KAAPA Nebraska’s Producer-Owned Ag Development Group
aka Kearney Area Ag Producers Alliance — Established 1996
KAAPA is a farmer-owned cooperative with members, primarily in central Nebraska, but also from across the state of Nebraska, and beyond. Therefore its scope has now broadened beyond the Kearney area, however Nebraska projects continue to receive the greatest consideration.
Over the years, KAAPA has pursued its mission in a variety of ways:
~ It has been presented a wide variety of value-added ag projects from outside sources
~ It has evaluated the resources and needs of its members to identify possible projects
~ it has monitored the industry so as to predict those changes which indicate an opportunity, such as the

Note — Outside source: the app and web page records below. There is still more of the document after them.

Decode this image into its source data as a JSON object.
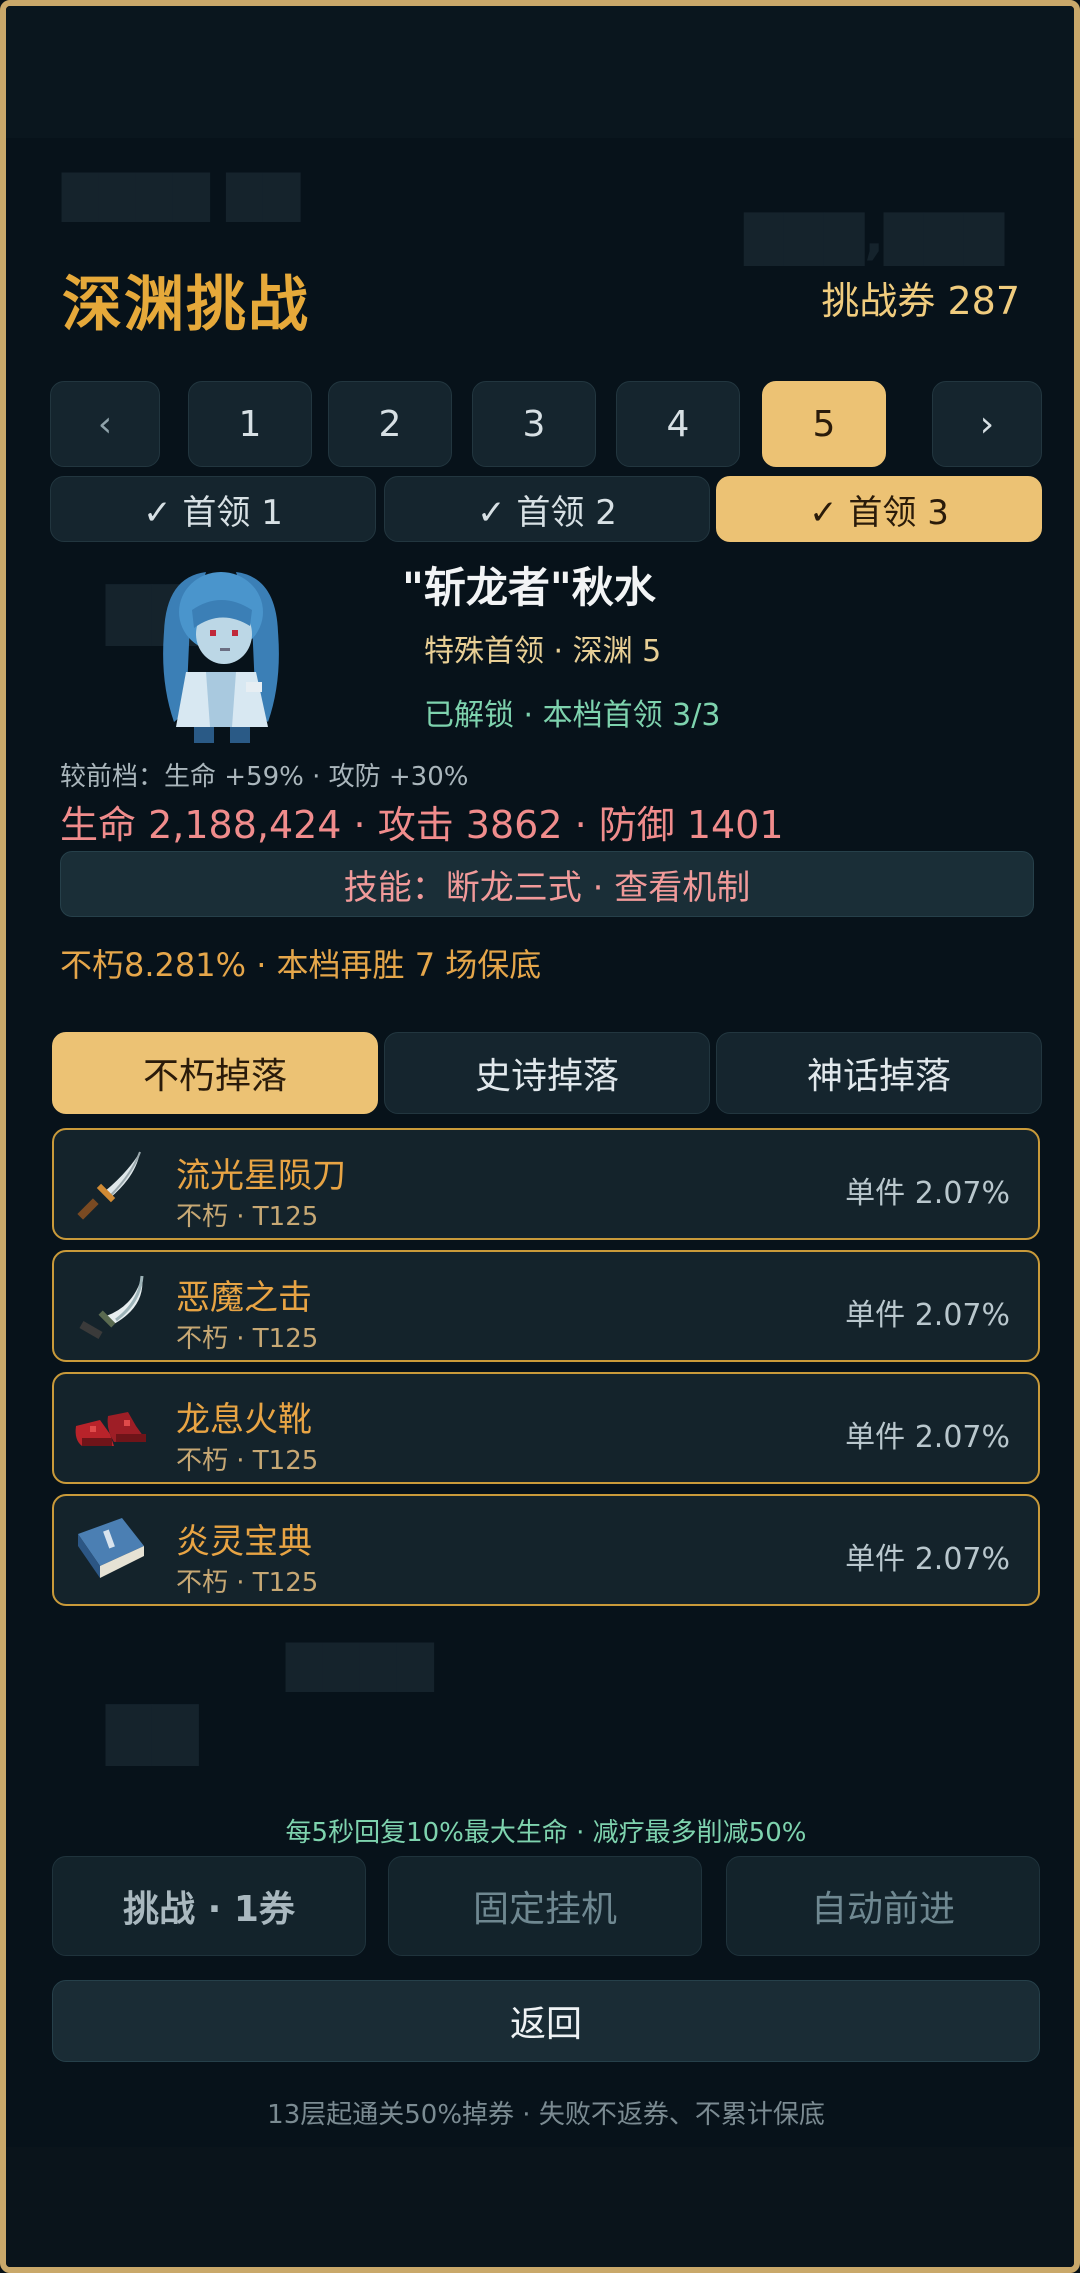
{
  "header": {
    "title": "深渊挑战",
    "tickets_label": "挑战券",
    "tickets_count": "287"
  },
  "pager": {
    "prev": "‹",
    "next": "›",
    "pages": [
      "1",
      "2",
      "3",
      "4",
      "5"
    ],
    "active_page": "5"
  },
  "bosses": [
    {
      "label": "✓ 首领 1"
    },
    {
      "label": "✓ 首领 2"
    },
    {
      "label": "✓ 首领 3"
    }
  ],
  "boss": {
    "name": "\"斩龙者\"秋水",
    "type": "特殊首领 · 深渊 5",
    "unlock": "已解锁 · 本档首领 3/3",
    "compare": "较前档：生命 +59% · 攻防 +30%",
    "stats": "生命 2,188,424 · 攻击 3862 · 防御 1401",
    "skill": "技能：断龙三式 · 查看机制",
    "guarantee": "不朽8.281% · 本档再胜 7 场保底"
  },
  "drop_tabs": [
    "不朽掉落",
    "史诗掉落",
    "神话掉落"
  ],
  "drops": [
    {
      "name": "流光星陨刀",
      "sub": "不朽 · T125",
      "rate": "单件 2.07%",
      "icon": "sword-icon"
    },
    {
      "name": "恶魔之击",
      "sub": "不朽 · T125",
      "rate": "单件 2.07%",
      "icon": "scimitar-icon"
    },
    {
      "name": "龙息火靴",
      "sub": "不朽 · T125",
      "rate": "单件 2.07%",
      "icon": "boots-icon"
    },
    {
      "name": "炎灵宝典",
      "sub": "不朽 · T125",
      "rate": "单件 2.07%",
      "icon": "book-icon"
    }
  ],
  "regen": "每5秒回复10%最大生命 · 减疗最多削减50%",
  "actions": {
    "challenge": "挑战 · 1券",
    "fixed": "固定挂机",
    "auto": "自动前进",
    "back": "返回"
  },
  "footnote": "13层起通关50%掉券 · 失败不返券、不累计保底",
  "colors": {
    "accent": "#ecc274",
    "title": "#e6a93a",
    "stat_red": "#f08c8c",
    "green": "#7ed3ae",
    "item_border": "#c99a3a"
  }
}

introduction of corn-based ethanol production.
Regardless of the way a project gets introduced to the KAAPA leadership, it goes through an initial review, then through a due diligence process, and if the project continues to appear viable, the Board and staff then proceed with the development or analysis of its business plan and/or an investment evaluation.

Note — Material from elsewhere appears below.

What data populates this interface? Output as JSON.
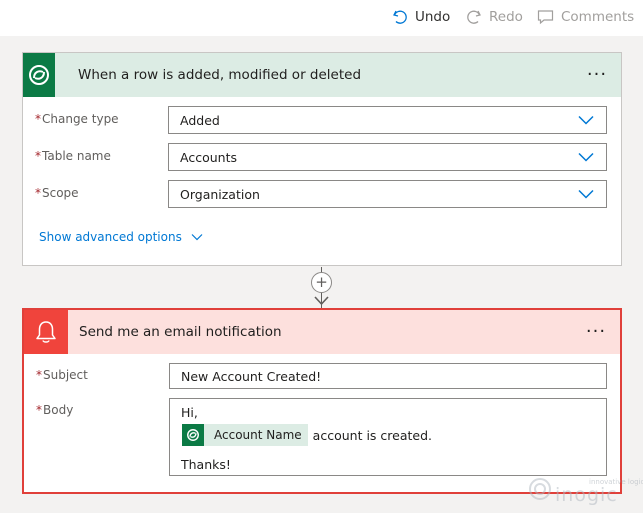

Individual membership dues of $250 cannot accomplish much alone in regard to the research, support, and development of emerging agricultural opportunities. However, add the memberships together, along with the dedication of the Board of Directors and staff, and you have a strong ag producers alliance that can! It is your membership dues that provide the required resources for KAAPA to be successful at attracting and supporting new ag opportunities.
KAAPA’s efforts have included both those that have been very successful, such as KAAPA Ethanol, and those of less success, like the corn-stover-to-paper-pulp project in which the technology did not meet expectations. However, each effort has led KAAPA to becoming a more professional, more knowledgeable, and more effective ag development group. KAAPA has also developed extremely strong and reliable relationships with governmental agencies and local and State service organizations. Through their support, such as financial grants, these relationships provide KAAPA with the opportunity to leverage your $250 membership into something of much greater value.
The idea to create KAAPA came from the Kearney community’s effort to secure a potato chip processing facility. Due to the economic value such a plant would provide to a community, the competition from other Nebraska communities was fierce. The plant eventually was located in a community other than Kearney. Through this process, it was recognized that if Kearney had had a group of individuals familiar with agriculture sitting at the table as the negotiations proceeded, the results could have been much different. Determined not to ever miss out again on such an opportunity because of this deficit, KAAPA was created. As the story goes, creating a “cooperative” type entity, owned and governed by farmers and ranchers, for pursuing value-added agriculture projects was a concept that came to life in a duck blind as a few community leaders and farmers were mutually enjoying the sport of hunting.